Minari premiered at the Sundance Film Festival on January 26, 2020, and won both the grand jury prize and the audience award. It also received multiple awards nominations for the Screen Actors Guild Awards, Critics’ Choice Movie Awards, Independent Spirit Awards, and the British Film Academy Awards (BAFTAs), among others. In addition, it received the Golden Globe for Best Foreign Language Film, an award that proved controversial, given that Minari was not a foreign film. The Golden Globes defended the nomination by reference to their criteria of “foreign-language film” being a movie in which more than half the dialogue is in a non-English language, but others, including many Asian American actors and filmmakers, perceived the categorization of Minari, a movie lauded for being “quintessentially American,” as evidence of the persistence of anti-Asian prejudice.
Youn received the award for Outstanding Performance by a Female Actor in a Supporting Role from the Screen Actors Guild.
Minari was nominated for six Academy Awards: for Best Picture, Best Director and Best Original Screenplay (Lee Isaac Chung), Best Actor (Steven Yeun) (the first Asian American to be nominated for Best Actor), Best Supporting Actress (Yuh-Jung Youn), and Best Original Score (Emile Mosseri); Youn won for Best Supporting Actress, the first Korean ever to win that award.
For additional information:
Eifling, Sam. “Immigrant Song.” Arkansas Times, February 2021, pp. 23–25. Online at https://arktimes.com/entertainment/2021/02/02/minari-director-lee-isaac-chung-talks-korean-pears-growing-up-in-rural-arkansas-and-reimagining-the-protagonis (accessed July 16, 2021).
Martin, Philip. “Steeped in Memory.” Arkansas Democrat-Gazette, February 12, 2021, pp. 1E, 6E.
“Minari.” Internet Movie Database. https://www.imdb.com/title/tt10633456/ (accessed July 16, 2021).
Romney, Johnathan. “My Friends Back in Arkansas Are the Audience I Wanted to Connect With.” The Guardian, March 7, 2021. https://www.theguardian.com/film/2021/mar/07/lee-isaac-chung-minari-korea-arkansas-oscars (accessed July 16, 2021).
Smittle, Stephanie. “Why an Arkansas Film Called Minari Is in the Golden Globes Foreign Language Category and Why That’s a Problem.” Arkansas Times, March 2, 2021. https://arktimes.com/entertainment/2021/02/03/why-an-arkansas-film-called-minari-is-in-the-golden-globes-foreign-language-category-and-why-thats-a-problem (accessed July 16, 2021).
Venugopal, Arun. “Lee Isaac Chung Jotted Down Some Family Memories—They Became Minari.” National Public Radio, March 3, 2021. https://www.npr.org/2021/03/03/973262034/lee-isaac-chung-jotted-down-some-family-memories-they-became-minari?fbclid=IwAR0_oE4qY97d5ufjxS9wE1eVzESt13zDdzrkcFh-l8RWU8SH85rzXIozC3 (accessed July 16, 2021).
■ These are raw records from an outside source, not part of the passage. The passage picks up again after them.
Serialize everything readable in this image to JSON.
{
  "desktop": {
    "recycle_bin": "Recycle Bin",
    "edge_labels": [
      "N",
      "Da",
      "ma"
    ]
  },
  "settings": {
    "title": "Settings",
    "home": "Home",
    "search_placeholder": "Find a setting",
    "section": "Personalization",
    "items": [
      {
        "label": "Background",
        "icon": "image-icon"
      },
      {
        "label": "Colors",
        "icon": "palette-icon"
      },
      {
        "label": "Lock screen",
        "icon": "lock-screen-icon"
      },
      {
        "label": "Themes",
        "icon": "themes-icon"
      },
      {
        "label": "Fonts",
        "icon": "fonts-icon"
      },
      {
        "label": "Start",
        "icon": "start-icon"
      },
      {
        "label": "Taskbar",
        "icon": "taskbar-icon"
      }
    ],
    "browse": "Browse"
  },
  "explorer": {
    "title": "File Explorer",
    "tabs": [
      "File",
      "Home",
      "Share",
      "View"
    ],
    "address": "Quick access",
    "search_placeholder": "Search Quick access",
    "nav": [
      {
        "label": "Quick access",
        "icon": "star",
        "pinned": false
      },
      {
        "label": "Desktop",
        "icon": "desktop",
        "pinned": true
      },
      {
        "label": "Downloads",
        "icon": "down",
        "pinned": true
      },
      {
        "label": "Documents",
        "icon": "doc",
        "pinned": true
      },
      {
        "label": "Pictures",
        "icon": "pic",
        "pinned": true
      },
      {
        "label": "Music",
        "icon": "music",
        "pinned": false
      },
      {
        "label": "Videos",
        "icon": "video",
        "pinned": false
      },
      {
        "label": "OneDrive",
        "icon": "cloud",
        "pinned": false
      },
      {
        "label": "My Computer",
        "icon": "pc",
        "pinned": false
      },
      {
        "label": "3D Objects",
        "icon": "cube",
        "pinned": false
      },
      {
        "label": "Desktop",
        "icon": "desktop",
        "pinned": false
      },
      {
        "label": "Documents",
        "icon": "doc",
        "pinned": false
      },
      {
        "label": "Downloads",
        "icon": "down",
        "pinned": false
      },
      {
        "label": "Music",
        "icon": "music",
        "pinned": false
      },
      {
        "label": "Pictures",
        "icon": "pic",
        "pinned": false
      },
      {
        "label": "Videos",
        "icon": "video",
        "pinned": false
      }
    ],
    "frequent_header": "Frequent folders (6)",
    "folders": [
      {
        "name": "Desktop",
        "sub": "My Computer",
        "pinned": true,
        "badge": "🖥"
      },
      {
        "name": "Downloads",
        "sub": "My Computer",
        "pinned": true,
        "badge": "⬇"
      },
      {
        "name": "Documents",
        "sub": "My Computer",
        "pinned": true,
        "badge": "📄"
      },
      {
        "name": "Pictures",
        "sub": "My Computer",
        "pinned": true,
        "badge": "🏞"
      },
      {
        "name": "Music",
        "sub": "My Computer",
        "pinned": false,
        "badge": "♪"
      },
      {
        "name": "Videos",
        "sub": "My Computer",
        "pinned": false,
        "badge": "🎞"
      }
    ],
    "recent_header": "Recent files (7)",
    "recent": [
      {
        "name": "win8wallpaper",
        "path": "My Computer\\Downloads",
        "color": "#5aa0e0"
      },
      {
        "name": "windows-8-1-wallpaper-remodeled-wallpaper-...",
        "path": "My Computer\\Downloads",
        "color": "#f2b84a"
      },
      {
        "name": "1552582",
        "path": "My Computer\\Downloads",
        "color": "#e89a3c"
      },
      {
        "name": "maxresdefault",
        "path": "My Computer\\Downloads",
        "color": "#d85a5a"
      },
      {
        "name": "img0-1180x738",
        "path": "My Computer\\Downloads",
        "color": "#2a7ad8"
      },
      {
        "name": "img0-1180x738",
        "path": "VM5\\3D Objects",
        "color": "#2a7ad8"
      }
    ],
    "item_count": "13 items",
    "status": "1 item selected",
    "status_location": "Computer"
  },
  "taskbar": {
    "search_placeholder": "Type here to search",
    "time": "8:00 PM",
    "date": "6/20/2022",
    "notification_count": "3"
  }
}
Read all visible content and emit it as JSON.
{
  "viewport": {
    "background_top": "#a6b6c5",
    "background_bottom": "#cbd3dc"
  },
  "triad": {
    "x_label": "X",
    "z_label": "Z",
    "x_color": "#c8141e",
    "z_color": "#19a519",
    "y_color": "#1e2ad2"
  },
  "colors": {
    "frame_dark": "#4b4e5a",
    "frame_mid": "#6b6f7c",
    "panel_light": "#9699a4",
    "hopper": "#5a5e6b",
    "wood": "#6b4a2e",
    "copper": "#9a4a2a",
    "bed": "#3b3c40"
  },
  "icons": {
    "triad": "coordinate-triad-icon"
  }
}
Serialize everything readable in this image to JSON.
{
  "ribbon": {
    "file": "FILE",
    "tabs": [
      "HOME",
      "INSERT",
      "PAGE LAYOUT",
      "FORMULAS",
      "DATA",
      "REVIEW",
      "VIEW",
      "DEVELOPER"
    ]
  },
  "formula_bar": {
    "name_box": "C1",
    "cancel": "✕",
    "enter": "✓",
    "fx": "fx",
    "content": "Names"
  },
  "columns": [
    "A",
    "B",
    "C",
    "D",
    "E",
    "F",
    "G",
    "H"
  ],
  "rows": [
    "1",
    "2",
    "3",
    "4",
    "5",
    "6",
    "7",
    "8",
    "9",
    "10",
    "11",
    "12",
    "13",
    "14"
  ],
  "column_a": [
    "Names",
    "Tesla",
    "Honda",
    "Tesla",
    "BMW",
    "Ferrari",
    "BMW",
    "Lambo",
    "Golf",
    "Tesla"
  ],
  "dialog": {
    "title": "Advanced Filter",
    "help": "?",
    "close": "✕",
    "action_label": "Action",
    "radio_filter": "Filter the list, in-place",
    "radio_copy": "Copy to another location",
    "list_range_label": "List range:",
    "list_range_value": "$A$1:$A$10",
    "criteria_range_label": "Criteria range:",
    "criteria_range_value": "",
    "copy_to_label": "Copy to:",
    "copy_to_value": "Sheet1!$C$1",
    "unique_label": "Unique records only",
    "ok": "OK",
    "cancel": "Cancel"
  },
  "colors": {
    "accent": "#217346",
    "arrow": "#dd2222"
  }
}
Staff of the CALS Encyclopedia of Arkansas
Last Updated: 07/16/2021